◆ ASSIGNMENT: Search the data for the string "title" and gather each line it is in.

[Website and app data records]

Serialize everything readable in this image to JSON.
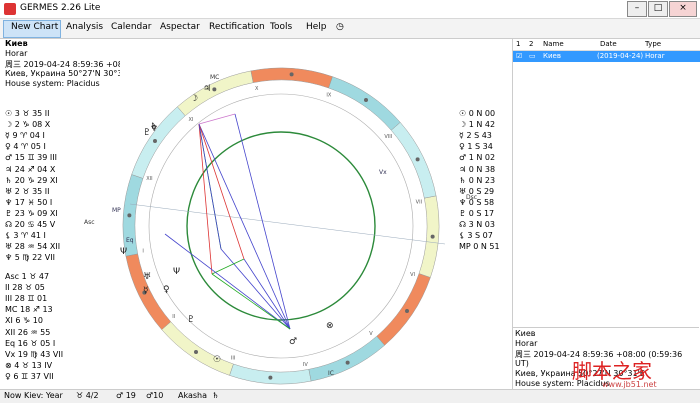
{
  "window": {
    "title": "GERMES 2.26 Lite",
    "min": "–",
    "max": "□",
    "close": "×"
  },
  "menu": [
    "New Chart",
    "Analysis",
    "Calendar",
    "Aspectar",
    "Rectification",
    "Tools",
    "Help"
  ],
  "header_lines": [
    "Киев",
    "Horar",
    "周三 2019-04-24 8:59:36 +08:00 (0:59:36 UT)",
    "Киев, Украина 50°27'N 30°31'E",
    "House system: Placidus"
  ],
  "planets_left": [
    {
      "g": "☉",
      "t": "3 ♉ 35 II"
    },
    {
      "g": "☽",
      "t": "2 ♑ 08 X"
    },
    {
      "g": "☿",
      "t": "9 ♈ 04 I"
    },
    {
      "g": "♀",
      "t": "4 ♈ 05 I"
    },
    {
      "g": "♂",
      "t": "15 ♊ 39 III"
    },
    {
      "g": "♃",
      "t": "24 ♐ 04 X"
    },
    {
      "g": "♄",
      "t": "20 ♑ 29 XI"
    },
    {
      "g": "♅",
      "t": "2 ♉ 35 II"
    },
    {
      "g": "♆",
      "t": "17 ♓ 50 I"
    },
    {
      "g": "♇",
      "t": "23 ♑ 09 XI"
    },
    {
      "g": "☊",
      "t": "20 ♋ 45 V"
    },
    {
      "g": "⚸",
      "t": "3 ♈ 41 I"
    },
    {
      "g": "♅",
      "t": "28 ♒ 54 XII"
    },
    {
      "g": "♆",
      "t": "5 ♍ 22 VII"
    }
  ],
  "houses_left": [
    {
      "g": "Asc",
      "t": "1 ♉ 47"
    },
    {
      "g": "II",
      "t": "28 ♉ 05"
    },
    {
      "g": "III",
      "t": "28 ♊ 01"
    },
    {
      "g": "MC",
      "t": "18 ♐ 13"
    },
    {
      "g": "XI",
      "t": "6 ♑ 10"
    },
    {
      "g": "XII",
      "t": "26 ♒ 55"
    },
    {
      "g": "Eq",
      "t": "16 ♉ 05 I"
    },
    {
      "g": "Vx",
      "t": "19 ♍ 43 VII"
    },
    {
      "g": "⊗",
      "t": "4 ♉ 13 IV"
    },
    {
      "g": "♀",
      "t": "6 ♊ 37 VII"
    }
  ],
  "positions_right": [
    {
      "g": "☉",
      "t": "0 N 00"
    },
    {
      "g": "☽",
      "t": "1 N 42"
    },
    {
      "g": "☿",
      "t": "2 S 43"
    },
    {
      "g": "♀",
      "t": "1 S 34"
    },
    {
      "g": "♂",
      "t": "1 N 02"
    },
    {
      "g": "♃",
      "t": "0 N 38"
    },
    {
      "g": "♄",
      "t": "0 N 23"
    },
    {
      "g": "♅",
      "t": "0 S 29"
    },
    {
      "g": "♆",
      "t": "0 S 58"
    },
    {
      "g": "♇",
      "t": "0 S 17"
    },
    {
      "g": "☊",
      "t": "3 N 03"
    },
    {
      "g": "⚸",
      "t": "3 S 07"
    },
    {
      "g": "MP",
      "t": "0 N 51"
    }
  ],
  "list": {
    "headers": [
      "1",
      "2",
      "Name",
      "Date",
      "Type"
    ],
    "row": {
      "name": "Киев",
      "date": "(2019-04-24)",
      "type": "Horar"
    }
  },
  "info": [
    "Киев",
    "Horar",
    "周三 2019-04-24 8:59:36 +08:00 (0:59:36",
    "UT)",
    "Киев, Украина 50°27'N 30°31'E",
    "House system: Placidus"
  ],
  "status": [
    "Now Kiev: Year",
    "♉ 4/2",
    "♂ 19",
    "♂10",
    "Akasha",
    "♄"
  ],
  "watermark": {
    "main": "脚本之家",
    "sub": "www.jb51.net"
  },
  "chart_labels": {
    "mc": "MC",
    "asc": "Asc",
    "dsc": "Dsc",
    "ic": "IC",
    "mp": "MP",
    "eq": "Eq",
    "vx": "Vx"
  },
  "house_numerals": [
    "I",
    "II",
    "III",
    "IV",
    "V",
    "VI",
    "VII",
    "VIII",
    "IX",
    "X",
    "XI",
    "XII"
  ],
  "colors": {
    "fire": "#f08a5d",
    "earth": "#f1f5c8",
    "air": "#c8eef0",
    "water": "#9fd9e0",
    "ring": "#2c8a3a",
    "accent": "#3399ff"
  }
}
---
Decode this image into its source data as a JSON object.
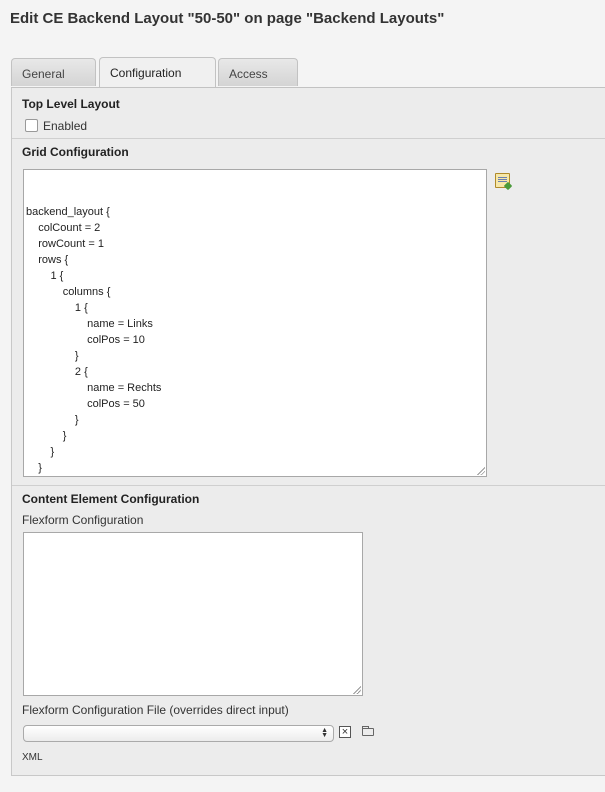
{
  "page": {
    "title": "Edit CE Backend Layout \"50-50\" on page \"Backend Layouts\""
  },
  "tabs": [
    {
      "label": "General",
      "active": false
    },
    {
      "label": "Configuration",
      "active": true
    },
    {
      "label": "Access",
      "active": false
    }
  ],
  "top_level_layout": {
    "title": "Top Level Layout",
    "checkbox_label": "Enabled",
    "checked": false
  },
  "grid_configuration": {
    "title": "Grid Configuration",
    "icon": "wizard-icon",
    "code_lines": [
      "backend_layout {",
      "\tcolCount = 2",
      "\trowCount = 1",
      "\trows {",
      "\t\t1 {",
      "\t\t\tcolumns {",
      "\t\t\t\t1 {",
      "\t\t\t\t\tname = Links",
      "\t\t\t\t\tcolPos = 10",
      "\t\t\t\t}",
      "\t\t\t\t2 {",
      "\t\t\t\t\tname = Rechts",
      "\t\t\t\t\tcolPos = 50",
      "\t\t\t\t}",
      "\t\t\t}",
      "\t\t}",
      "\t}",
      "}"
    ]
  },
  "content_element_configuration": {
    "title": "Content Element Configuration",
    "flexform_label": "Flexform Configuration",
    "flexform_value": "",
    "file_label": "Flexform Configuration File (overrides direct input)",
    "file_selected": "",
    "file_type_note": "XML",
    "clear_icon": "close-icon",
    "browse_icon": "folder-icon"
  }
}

◆ ANSWER FOR THE TASK:
    "title": "GERMES 2.26 Lite",
    "title": "Edit CE Backend Layout \"50-50\" on page \"Backend Layouts\""
    "title": "Top Level Layout",
    "title": "Grid Configuration",
    "title": "Content Element Configuration",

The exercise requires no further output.